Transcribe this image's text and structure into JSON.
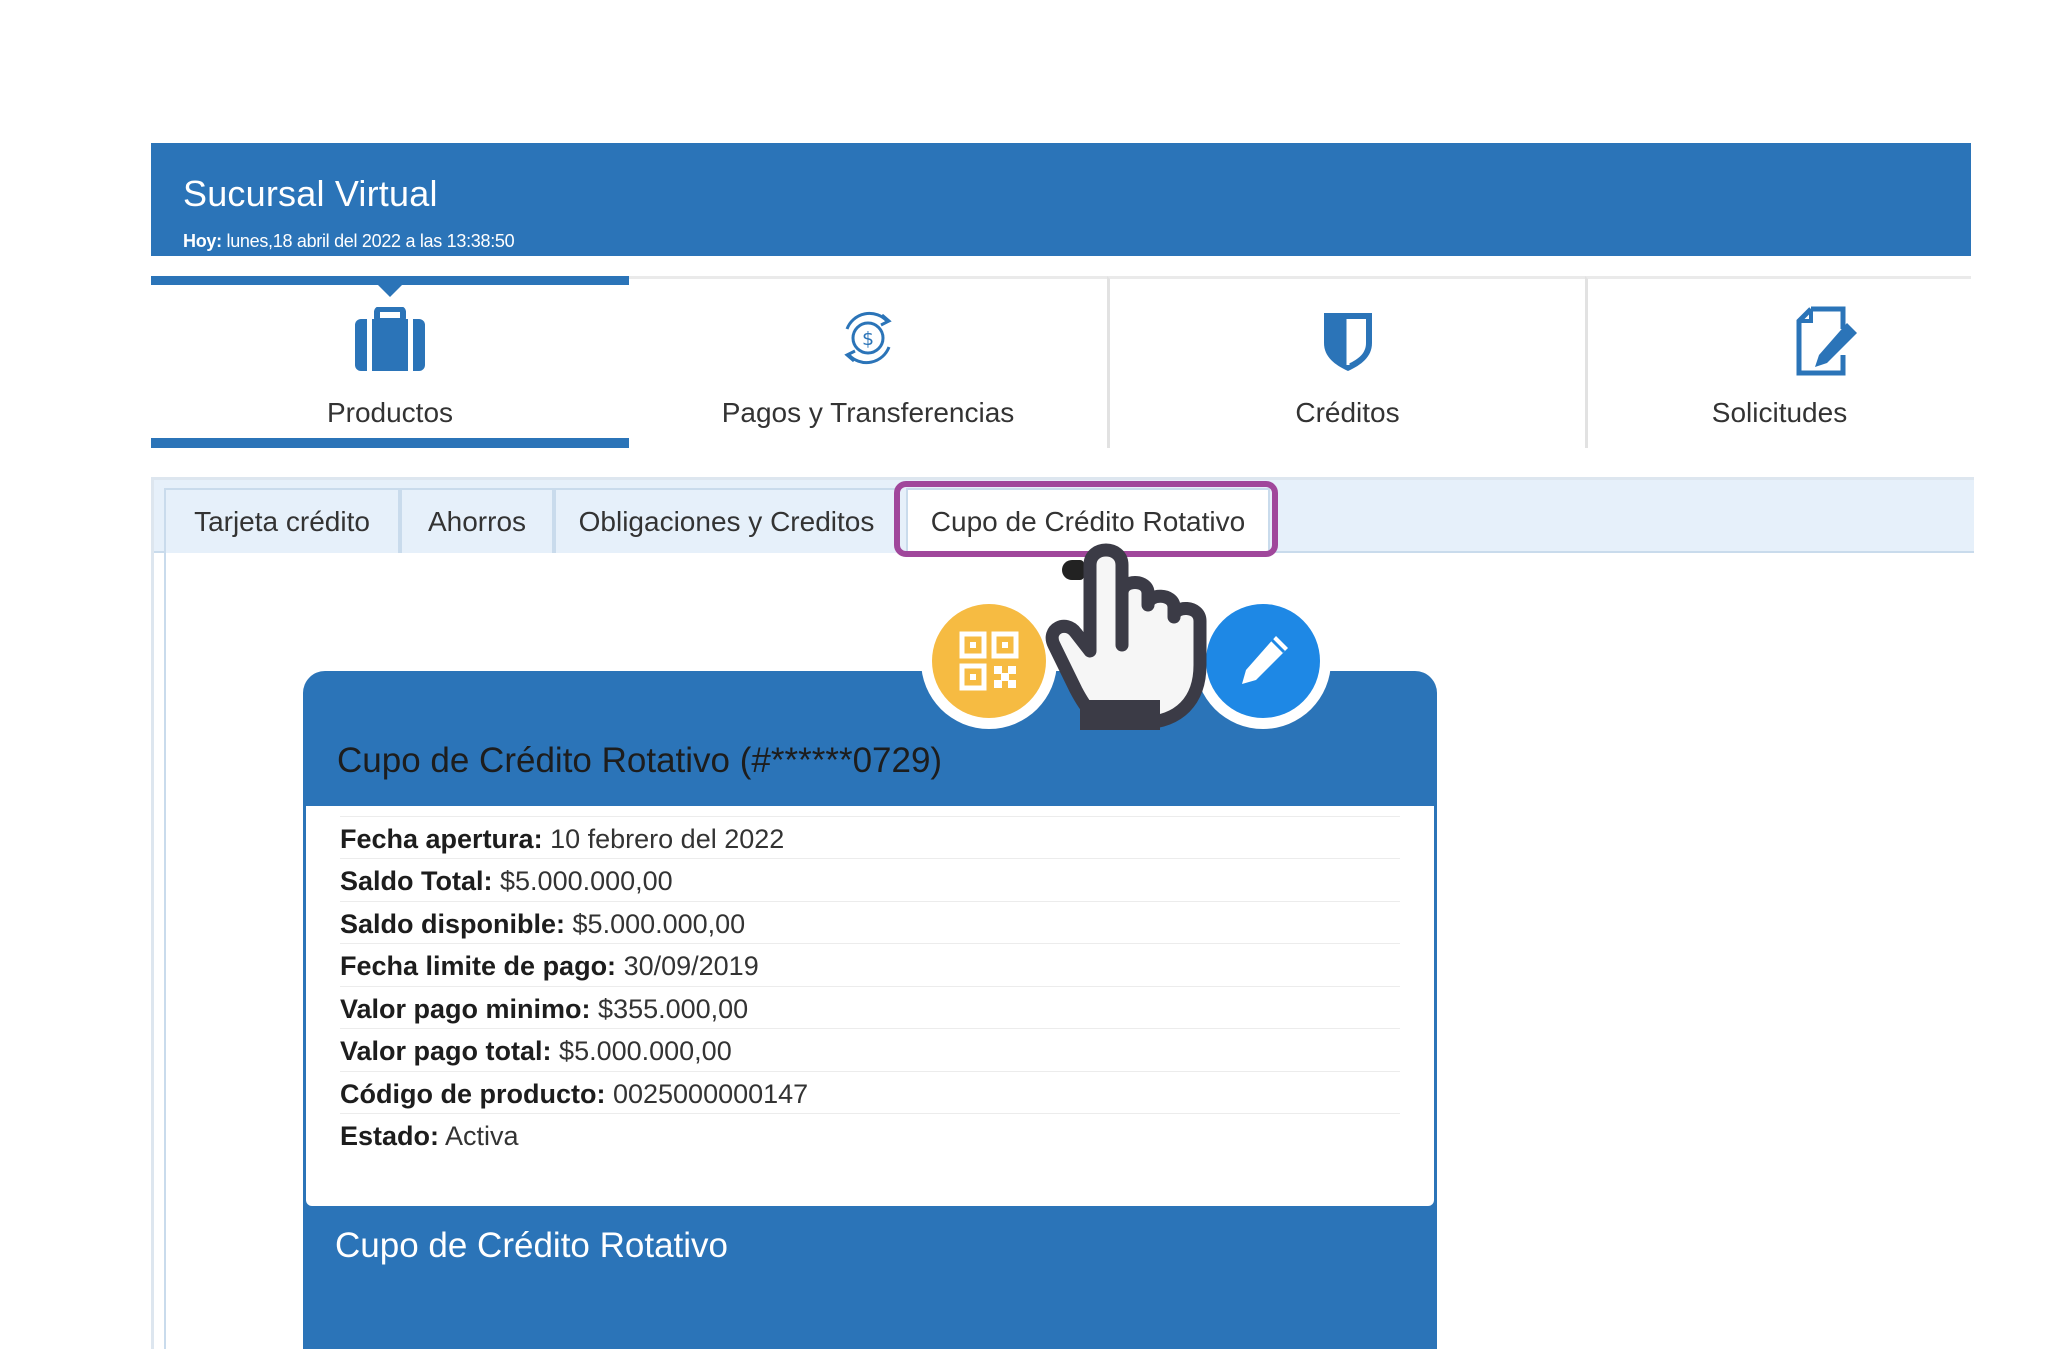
{
  "header": {
    "title": "Sucursal Virtual",
    "date_label": "Hoy:",
    "date_value": "lunes,18 abril del 2022 a las 13:38:50"
  },
  "main_nav": [
    {
      "label": "Productos",
      "icon": "briefcase-icon",
      "active": true
    },
    {
      "label": "Pagos y Transferencias",
      "icon": "money-exchange-icon"
    },
    {
      "label": "Créditos",
      "icon": "shield-icon"
    },
    {
      "label": "Solicitudes",
      "icon": "document-edit-icon"
    }
  ],
  "tabs": [
    {
      "label": "Tarjeta crédito"
    },
    {
      "label": "Ahorros"
    },
    {
      "label": "Obligaciones y Creditos"
    },
    {
      "label": "Cupo de Crédito Rotativo",
      "active": true
    }
  ],
  "card": {
    "title": "Cupo de Crédito Rotativo (#******0729)",
    "fields": [
      {
        "label": "Fecha apertura:",
        "value": "10 febrero del 2022"
      },
      {
        "label": "Saldo Total:",
        "value": "$5.000.000,00"
      },
      {
        "label": "Saldo disponible:",
        "value": "$5.000.000,00"
      },
      {
        "label": "Fecha limite de pago:",
        "value": "30/09/2019"
      },
      {
        "label": "Valor pago minimo:",
        "value": "$355.000,00"
      },
      {
        "label": "Valor pago total:",
        "value": "$5.000.000,00"
      },
      {
        "label": "Código de producto:",
        "value": "0025000000147"
      },
      {
        "label": "Estado:",
        "value": "Activa"
      }
    ],
    "footer_title": "Cupo de Crédito Rotativo",
    "actions": [
      {
        "icon": "qr-code-icon",
        "color": "#f6bb42"
      },
      {
        "icon": "pencil-icon",
        "color": "#1e88e5"
      }
    ]
  },
  "colors": {
    "brand_blue": "#2b74b8",
    "highlight": "#a0479b",
    "tab_bg": "#e6f0fa"
  }
}
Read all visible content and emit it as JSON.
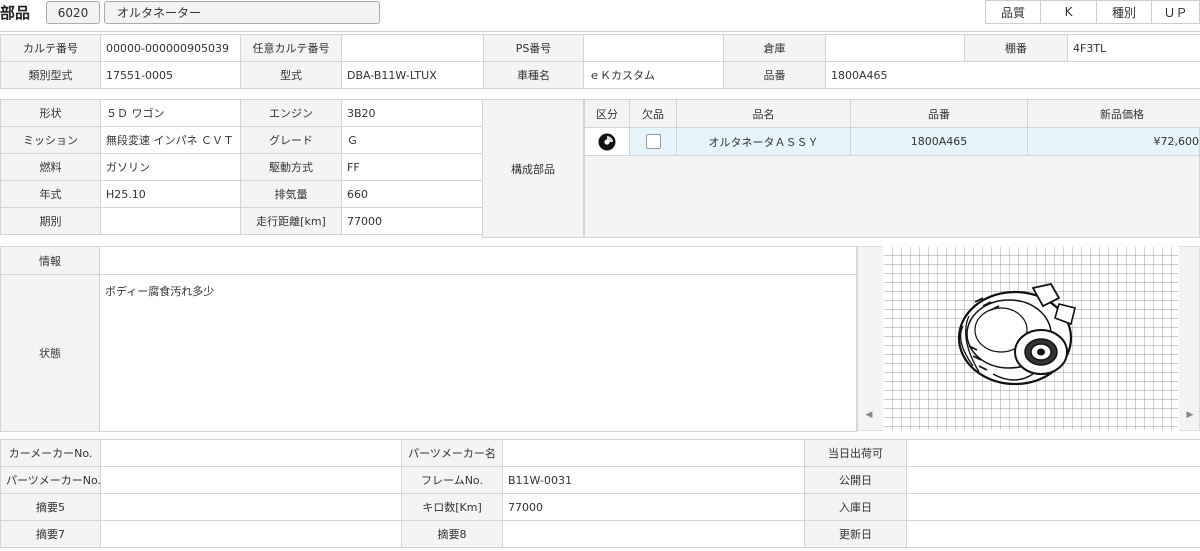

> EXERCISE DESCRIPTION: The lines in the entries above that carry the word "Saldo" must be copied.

> RESPONSE FOR THIS EXERCISE:
        "label": "Saldo Total:",
        "label": "Saldo disponible:",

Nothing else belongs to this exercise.